→ TASK STATEMENT
Filter these records by the string "대한민국", copying each line that holds it.

→ DATA PROVIDED
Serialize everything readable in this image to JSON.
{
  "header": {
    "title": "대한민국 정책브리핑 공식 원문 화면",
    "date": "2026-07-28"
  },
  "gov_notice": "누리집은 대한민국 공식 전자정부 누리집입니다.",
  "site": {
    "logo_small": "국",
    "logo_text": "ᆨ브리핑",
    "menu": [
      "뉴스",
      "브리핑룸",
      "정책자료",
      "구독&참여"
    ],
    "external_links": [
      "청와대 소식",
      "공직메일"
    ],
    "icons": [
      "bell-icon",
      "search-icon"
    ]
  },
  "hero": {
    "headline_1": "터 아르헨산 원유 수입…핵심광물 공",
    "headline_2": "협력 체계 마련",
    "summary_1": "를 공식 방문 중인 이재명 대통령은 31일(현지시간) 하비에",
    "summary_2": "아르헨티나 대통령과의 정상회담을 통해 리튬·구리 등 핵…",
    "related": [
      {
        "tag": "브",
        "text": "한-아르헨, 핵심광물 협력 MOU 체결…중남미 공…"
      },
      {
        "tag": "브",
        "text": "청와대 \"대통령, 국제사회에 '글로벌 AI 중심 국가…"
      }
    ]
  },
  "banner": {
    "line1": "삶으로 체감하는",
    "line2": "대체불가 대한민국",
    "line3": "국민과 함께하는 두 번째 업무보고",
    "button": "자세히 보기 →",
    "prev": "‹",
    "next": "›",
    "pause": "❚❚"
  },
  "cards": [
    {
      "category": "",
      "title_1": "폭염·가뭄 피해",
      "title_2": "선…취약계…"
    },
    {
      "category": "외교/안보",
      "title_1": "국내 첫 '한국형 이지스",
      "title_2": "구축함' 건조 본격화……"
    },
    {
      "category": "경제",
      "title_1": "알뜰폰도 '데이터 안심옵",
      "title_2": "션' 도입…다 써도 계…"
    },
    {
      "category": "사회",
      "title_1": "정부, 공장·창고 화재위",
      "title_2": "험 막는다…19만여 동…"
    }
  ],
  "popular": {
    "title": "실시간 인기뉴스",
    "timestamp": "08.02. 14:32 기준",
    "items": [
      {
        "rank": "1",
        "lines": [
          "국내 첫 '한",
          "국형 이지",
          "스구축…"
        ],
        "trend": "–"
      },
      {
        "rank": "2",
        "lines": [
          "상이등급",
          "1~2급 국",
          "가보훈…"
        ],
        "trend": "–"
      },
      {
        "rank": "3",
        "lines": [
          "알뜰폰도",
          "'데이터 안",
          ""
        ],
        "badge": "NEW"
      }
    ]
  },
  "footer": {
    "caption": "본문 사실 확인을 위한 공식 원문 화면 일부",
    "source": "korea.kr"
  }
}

→ RESPONSE
    "title": "대한민국 정책브리핑 공식 원문 화면",
  "gov_notice": "누리집은 대한민국 공식 전자정부 누리집입니다.",
    "line2": "대체불가 대한민국",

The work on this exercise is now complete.